Meyer Manufacturing Company, Melbourne
The directors of this manufacturing and engineering company were Norman Rothfield (possibly the same man as Walter Norman Rothfield of Rothfield & Co.) and Samuel Mark Goldbloom from around 1940. They were located at 30 Little Lonsdale street until 1951 when they moved to Burwood Road, Auburn. They produced pressed metal and plastic items.
Olson Badges, Adelaide
This company has been operating near Adelaide from 1966 as Allan J. Olson Pty. Ltd. making badges, medallions, name bars and uniform buttons. Allan Olson started as an apprentice in 1936 with S. Schlank & Co., working with them until 1965 then starting his own business. In 1971 he bought the former Schlank plant, equipment (including many old dies) and their factory located in Forrestville, South Australia.
Ornacraft Pty Ltd., Sydney
In 1939 this business was formed from the previously named Ornacraft Company by Campbell McQuarrie Miller (1893-1984) and John Albert Cooney (1894- ). They registered button designs in 1947. This company operated from at least 1940 to 1950 at 60 King St, Newton, Sydney, as plastic button manufacturers. The company possibly supplied clothing manufacturers rather than retail, as I have seen no cards of Ornacraft branded buttons.
This building still stands as a apartment/business/hotel complex. A photo of the building and some employment adverts follow, from The Sydney Morning Herald. The company was deregistered in 1966.
Paladin Products Pty Ltd, Sydney
This business was not successful, as it was being offered for sale by January 1952 by the liquidators. Matthew Felix Lipworth was a chemical engineer from South Africa. Mr Phillips may have been Frederick John Phillips, a salesman.
Precision Pressed Metal Company Ltd., South Australia
This company started in Gawler in 1939. During the war it was turning out Defence buttons, military hardware and steel helmets. In 1945 it was sold to James Robert Holden (of the famous Holden motor car family) and moved to 350 Port Road, Beverley.
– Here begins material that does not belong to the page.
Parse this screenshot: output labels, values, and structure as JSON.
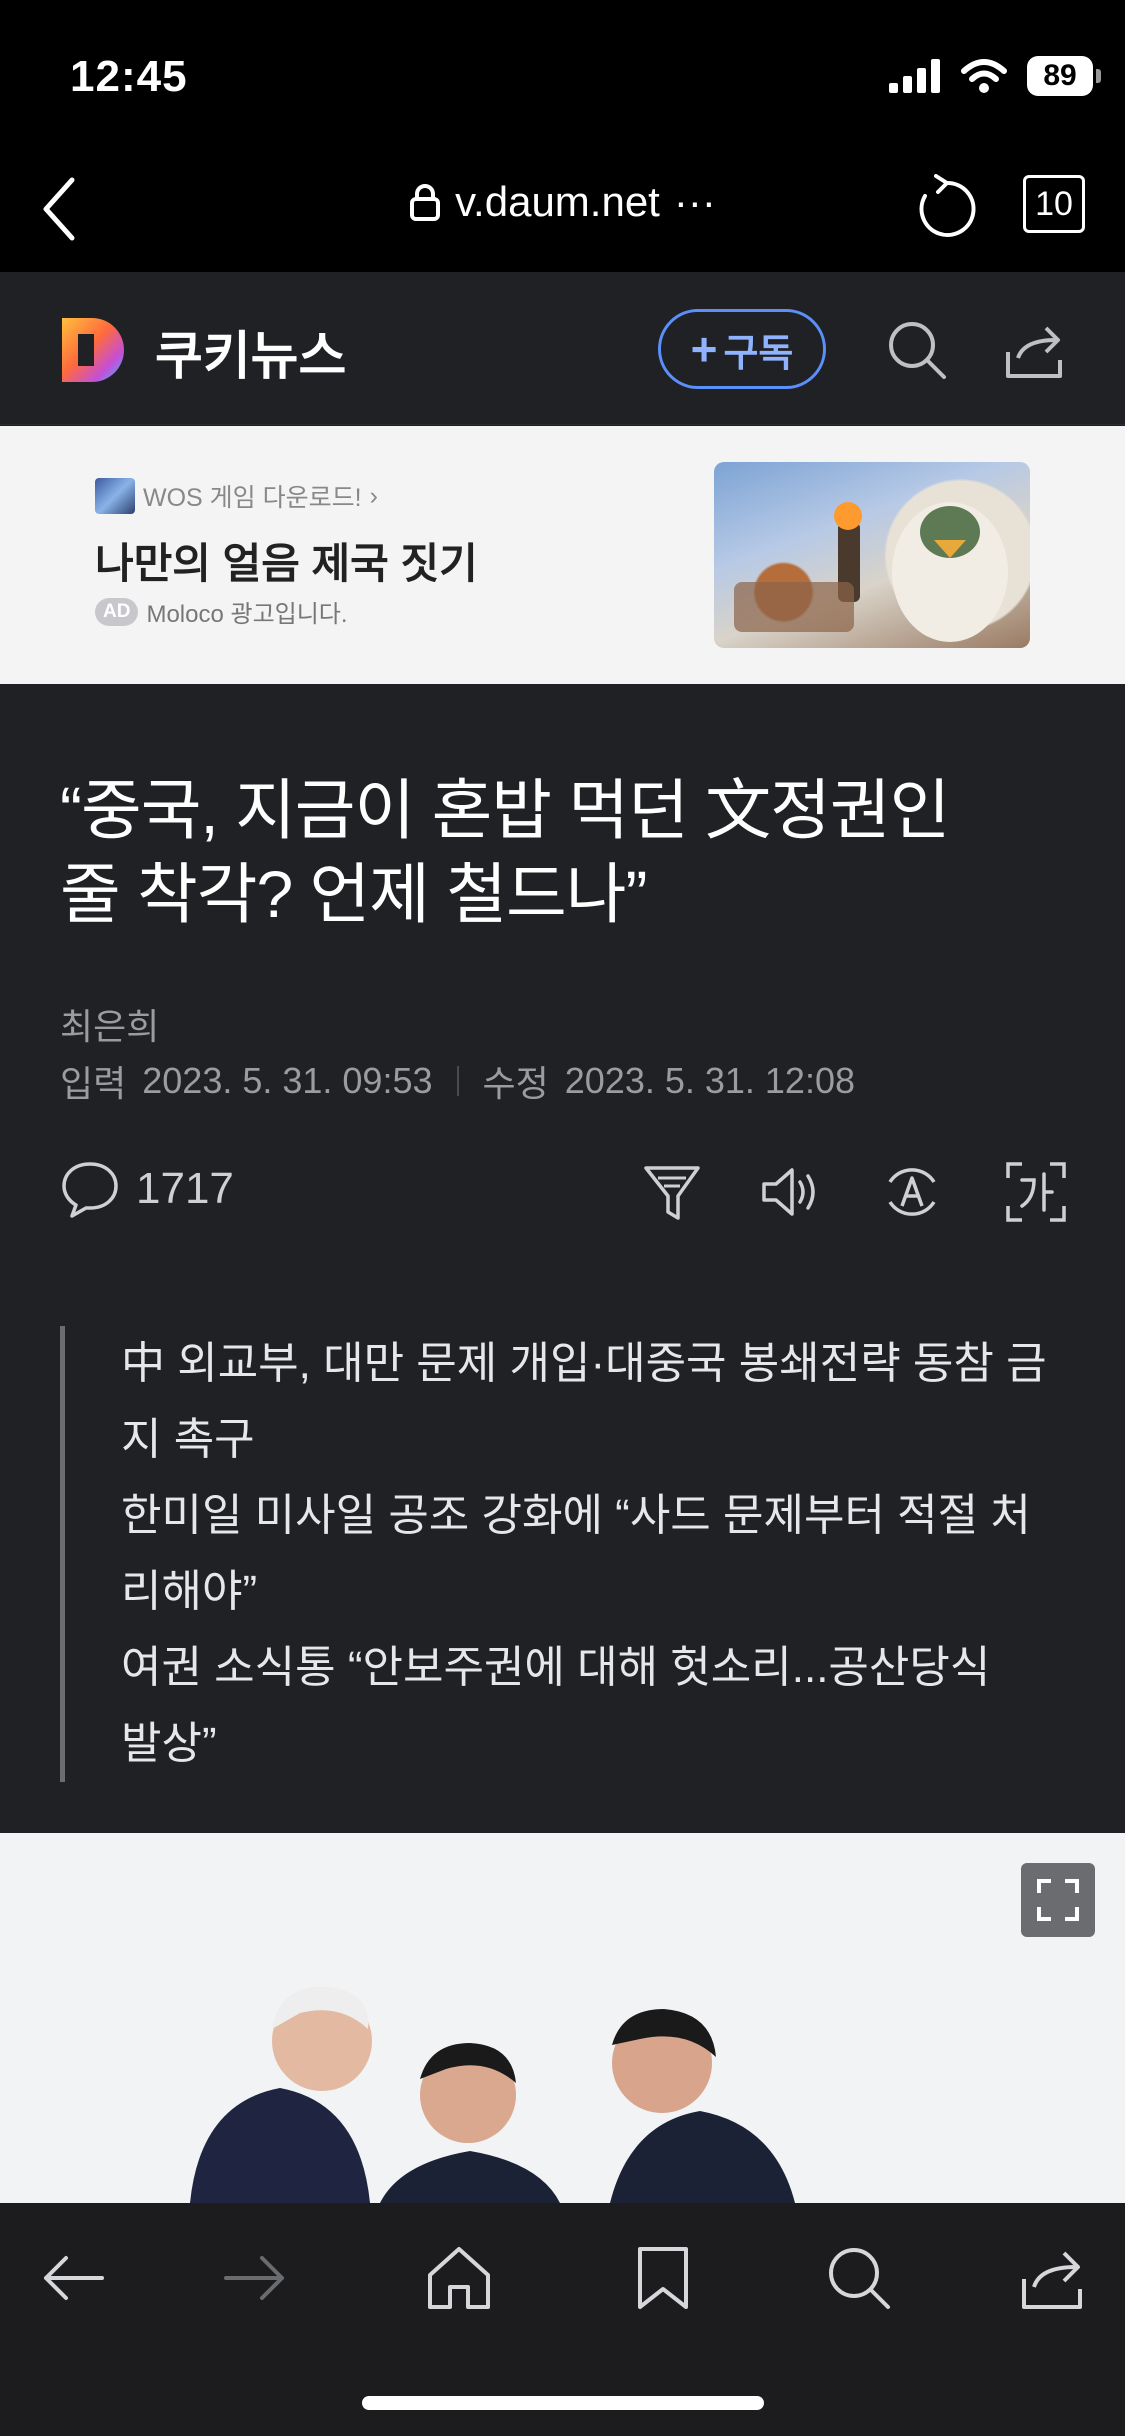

It was still going in 1954.
Raynors Pty. Ltd., NSW
Raynors were engravers who expanded into die-casting and general metal engineering. They operated from at least 1932. The company was in liquidation in 1988.
Solite Mouldings Pty Ltd., Sydney
In a 1948/9 phone directory for Sydney, this was the listing for button manufacturers and wholesalers, with a G. E. Rhodes as the proprietor. By 1950 the company had been listed on the stock exchange, with new owners.
Not long after, a proposal to form a new company from So Lite Mouldings and another firm was advertised. Unfortunately the new firm was already in financial difficulties by 1952 and in liquidation the following year. These buttons date from 1966 due to the dual pricing.
Stanilsaw (Stacha) Halpern
Some artists produced ceramic studio buttons (i.e. in small quantities for a short period as artistic items). One such artist was Stanislav (Stacha) Halpern. He was born in Poland and fled to Melbourne in 1939. He was a painter, potter, print maker and sculptor. For a picture of his buttons in the MAAS collection see https://collection.maas.museum/object/121947
Swann & Hudson
Swann & Hudson were based in Frankston from 1947 to around 1990. Along with K. G. Lukes, Brim Medallions and Wheelen’s Castings they were amalgamated into J. J. Cash.
Mr Bishop was a British migrant who came to Australia in 1908 from Birmingham. He stated a jewellery store in 1920 in Adelaide Street, Brisbane. He had come to Australia to become a farmer, which he also did around 1932. His son, Carl, and grandson Wallace wouls also join the firm. The firm continues in family control.